On November 7th, New Jerseyans will head to their neighborhood polling place to cast their votes for the 2017 gubernatorial election, as well as for State Assembly and State Senate. Two public questions are on the ballot as well, and residents of many municipalities will also vote for positions such as Freeholder, Board of Education member, and Mayor. As Election Day nears, news outlets across the Garden State are hosting ‘Political Potluck’ events in the communities that they serve as part of Voting Block, an initiative that is being coordinated by Reveal from the Center for Investigative Reporting and Montclair State University’s Center for Cooperative Media in partnership with outlets such as WNYC in New York, WHYY in Philadelphia, and NJ Spotlight.

In order for the voices of Trenton residents, especially individuals experiencing homelessness and/or poverty in New Jersey capital city, to be heard as part of Voting Block, The Wall, which is published by The College of New Jersey’s Bonner Institute in collaboration with the Mercer Alliance to End Homelessness, recently held a Political Potluck in the city. The event was held in partnership with the Trenton Community A-TEAM on Wednesday, October 25th at the Stockton 51 gallery on North Stockton Street in the Old Trenton neighborhood.

The dinner was catered by Trenton’s own Thomasena’s Restaurant, and signs advertising the Political Potluck were posted across the city, including at the CEAS Center, the Trenton Area Soup Kitchen, the Henry J. Austin Health Center, Catholic Charities, and the Orchid House. Flyers were also distributed to residents who are experiencing homelessness.

Although the team at The Wall was unsure how many Trentonians would attend, we were fortunate to be joined by around a dozen area residents during the meal to discuss a variety of issues related to public policy.
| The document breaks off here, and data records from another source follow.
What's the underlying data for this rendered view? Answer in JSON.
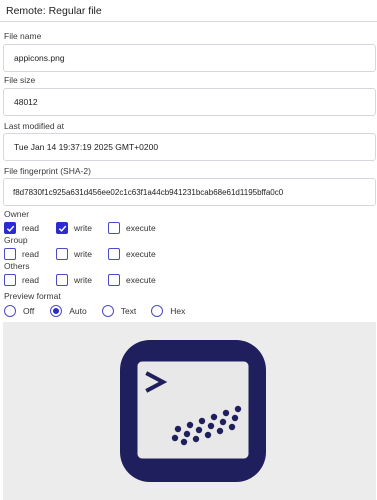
{
  "header": {
    "title": "Remote: Regular file"
  },
  "fields": {
    "file_name": {
      "label": "File name",
      "value": "appicons.png"
    },
    "file_size": {
      "label": "File size",
      "value": "48012"
    },
    "last_modified": {
      "label": "Last modified at",
      "value": "Tue Jan 14 19:37:19 2025 GMT+0200"
    },
    "fingerprint": {
      "label": "File fingerprint (SHA-2)",
      "value": "f8d7830f1c925a631d456ee02c1c63f1a44cb941231bcab68e61d1195bffa0c0"
    }
  },
  "permissions": {
    "owner": {
      "label": "Owner",
      "read": true,
      "write": true,
      "execute": false
    },
    "group": {
      "label": "Group",
      "read": false,
      "write": false,
      "execute": false
    },
    "others": {
      "label": "Others",
      "read": false,
      "write": false,
      "execute": false
    },
    "labels": {
      "read": "read",
      "write": "write",
      "execute": "execute"
    }
  },
  "preview_format": {
    "label": "Preview format",
    "options": [
      "Off",
      "Auto",
      "Text",
      "Hex"
    ],
    "selected": "Auto"
  },
  "preview_image": {
    "icon": "terminal-app-icon",
    "background": "#1f1f5e",
    "screen": "#e8e8e8"
  }
}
Attendees included individuals experiencing homelessness who are currently staying at the Rescue Mission of Trenton, patrons of the Trenton Area Soup Kitchen, local artists from the Trenton Community A-TEAM, community members who run the Orchid House, and residents of the surrounding Old Trenton neighborhood.

The event began with all attendees introducing themselves, and one participant sang to his fellow residents. Discussions included public transportation in the Trenton area, and the possibility that the River Line could one day be expanded to the New Jersey State House. Attendees also talked about the need for increased funding for public schools in Trenton, charter schools, the ‘food desert’ crisis that is facing the city and other urban areas across the state, vacant properties in their communities, a lack of shelters and housing in general for people experiencing homelessness in New Jersey, high taxes in the Garden State, the “epidemic” of drugs in the state, racism, classism, corruption among New Jersey politicians, police brutality, and the importance of the public questions.

During the Political Potluck, most community members who came said that they were either unpleased with candidates Phil Murphy and Kim Guadagno, or that they did not know about Murphy and were not interested in voting for Guadagno because of their dissatisfaction with Governor Chris Christie. One attendee, who said that she votes in every election, told the group that she is considering boycotting this election.

Regarding homelessness, one attendee experiencing homelessness discussed how “the Rescue Mission is the one and only shelter,” explaining how people of all ages are staying there. She stated that her fellow residents are “carrying bags all day” and “struggling with mental health issues,” adding that she believes that some of the cost of operating these kinds of temporary shelters would be better spent on providing individuals experiencing homelessness with permanent housing.

“When you walk around the city, there are so many buildings that are empty,” she explained, citing how the former Mercer Hospital, which is currently vacant, could be converted into housing for people in need.

“There are so many properties that are vacant, but they can really be used for something good,” she told the group.

This is the first in a series of reports about The Wall’s Political Potluck in Trenton. More articles about the event will be posted on